#### Study material

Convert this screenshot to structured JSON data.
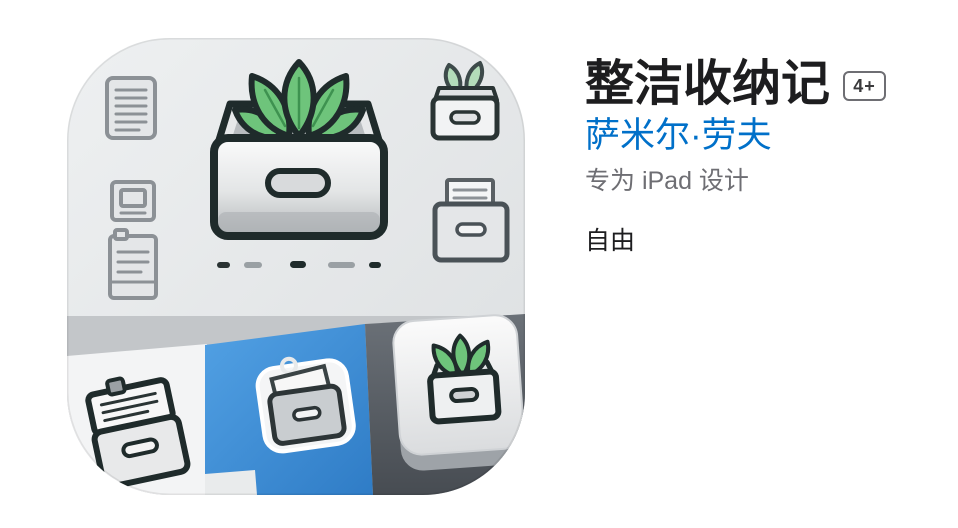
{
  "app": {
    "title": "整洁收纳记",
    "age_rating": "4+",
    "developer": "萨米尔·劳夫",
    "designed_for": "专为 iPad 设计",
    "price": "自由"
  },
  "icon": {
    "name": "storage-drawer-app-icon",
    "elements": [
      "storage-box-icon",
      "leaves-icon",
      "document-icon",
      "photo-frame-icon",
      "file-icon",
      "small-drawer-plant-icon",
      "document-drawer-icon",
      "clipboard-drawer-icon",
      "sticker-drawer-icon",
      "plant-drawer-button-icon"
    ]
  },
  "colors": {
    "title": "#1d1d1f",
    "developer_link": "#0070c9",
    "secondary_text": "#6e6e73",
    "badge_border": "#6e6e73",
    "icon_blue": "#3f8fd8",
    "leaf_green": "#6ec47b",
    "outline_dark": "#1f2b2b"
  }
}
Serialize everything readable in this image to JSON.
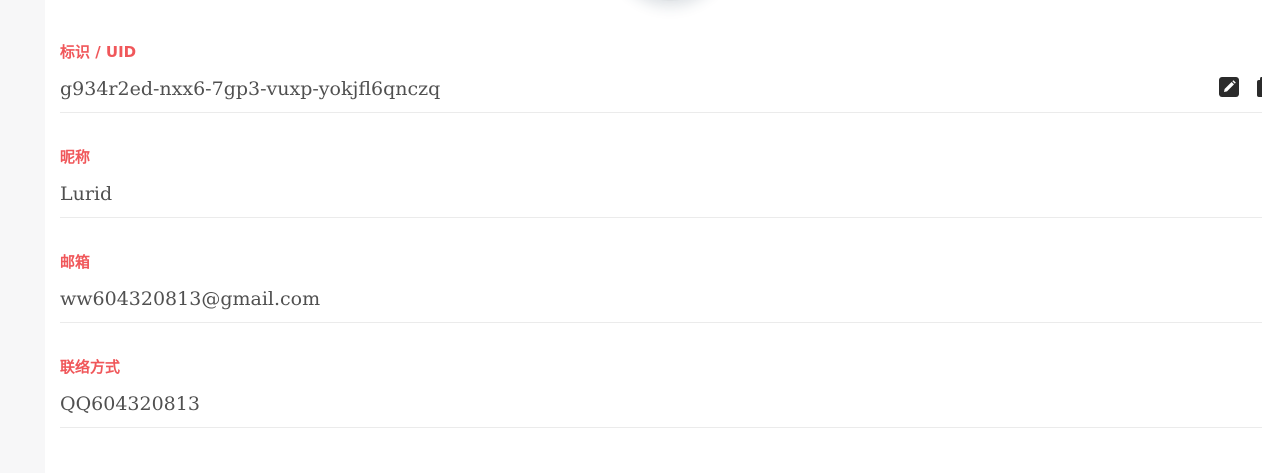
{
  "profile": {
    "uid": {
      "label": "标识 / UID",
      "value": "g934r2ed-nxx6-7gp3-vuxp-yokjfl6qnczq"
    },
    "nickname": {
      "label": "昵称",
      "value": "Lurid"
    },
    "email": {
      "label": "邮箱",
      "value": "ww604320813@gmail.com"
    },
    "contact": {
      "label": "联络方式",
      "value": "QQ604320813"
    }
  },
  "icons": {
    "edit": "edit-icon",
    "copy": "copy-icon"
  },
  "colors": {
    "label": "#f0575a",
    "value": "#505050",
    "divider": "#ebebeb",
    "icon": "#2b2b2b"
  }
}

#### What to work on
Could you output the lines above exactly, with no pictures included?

#### Response area
Convert this screenshot to structured JSON data.
{
  "app": {
    "title": "整洁收纳记",
    "age_rating": "4+",
    "developer": "萨米尔·劳夫",
    "designed_for": "专为 iPad 设计",
    "price": "自由"
  },
  "icon": {
    "name": "storage-drawer-app-icon",
    "elements": [
      "storage-box-icon",
      "leaves-icon",
      "document-icon",
      "photo-frame-icon",
      "file-icon",
      "small-drawer-plant-icon",
      "document-drawer-icon",
      "clipboard-drawer-icon",
      "sticker-drawer-icon",
      "plant-drawer-button-icon"
    ]
  },
  "colors": {
    "title": "#1d1d1f",
    "developer_link": "#0070c9",
    "secondary_text": "#6e6e73",
    "badge_border": "#6e6e73",
    "icon_blue": "#3f8fd8",
    "leaf_green": "#6ec47b",
    "outline_dark": "#1f2b2b"
  }
}
Serialize everything readable in this image to JSON.
{
  "profile": {
    "uid": {
      "label": "标识 / UID",
      "value": "g934r2ed-nxx6-7gp3-vuxp-yokjfl6qnczq"
    },
    "nickname": {
      "label": "昵称",
      "value": "Lurid"
    },
    "email": {
      "label": "邮箱",
      "value": "ww604320813@gmail.com"
    },
    "contact": {
      "label": "联络方式",
      "value": "QQ604320813"
    }
  },
  "icons": {
    "edit": "edit-icon",
    "copy": "copy-icon"
  },
  "colors": {
    "label": "#f0575a",
    "value": "#505050",
    "divider": "#ebebeb",
    "icon": "#2b2b2b"
  }
}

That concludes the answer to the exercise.